If she were real, Sully would be either the best or the briefest guest ever on Artist Soapbox (artistsoapbox.org), theater artist Tamara Kissane's weekly interview podcast devoted to Triangle creators. But Sully is actually the title character in Kissane's contemporary adaptation of Henrik Ibsen's The Master Builder, a meditation on the lives, psyches, and limits of creative people that charts the rise and fall of a celebrated architect. Little Green Pig Theatrical Concern debuts the show this week at Mystery Brewing Company in Hillsborough.
The podcast, now up to sixteen episodes, began last September; Kissane was working on the Ibsen script in the same period. As it happens, both projects are focused on what it takes for artists to make homes for themselves, not only in their immediate families but also in the communities where they live. Thus far, Kissane's guests have covered topics from burlesque and circus arts to being an artistic parent, from building functional infrastructure for theater companies to how to accurately measure one's own artistic growth. When artists don't have time to learn from one another, as Kissane observes, they keep re-creating the same wheel—and making the same mistakes.
"It's inefficient and unnecessary when we have an abundance of resources and knowledge in our own community," Kissane says. In that light, she views Sully, the controlling central character in The Master Builder, as a fascinating figure: a rock star who doesn't apologize for breaking the rules and has a hell of a good time doing so—at least, up to a point. But Sully is a cautionary figure as well.

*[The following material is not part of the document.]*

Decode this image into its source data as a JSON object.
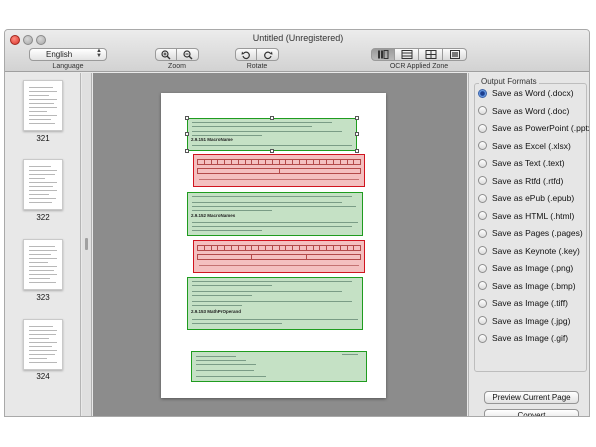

"I think she operates with a scarcity model," Kissane says. "She has to have all the pie. That ultimately works against the best kinds of artists; it's not sustainable."
Those familiar with Ibsen's script will notice that Kissane has flipped the gender of the lead, a choice Kissane says came easily.
"Women are traditionally cast as homemakers," she says. "Sully literally is one: an architect who creates homes for other people but cannot make one for herself."
This change also brings the play into contact with contemporary dilemmas for women in the workplace, as Sully comes into conflict with coworkers and her partner.
"There's always that question, when people see women climbing," Kissane explains. "Is she neglecting the other areas in life she should be or is responsible for? There's always a tension between soaring in your work and putting down roots. I hold those tensions even now. My commitments in my family are in conflict with the commitment I want to make as an artist. Artist Soapbox and The Master Builder are ways for me to navigate that tension."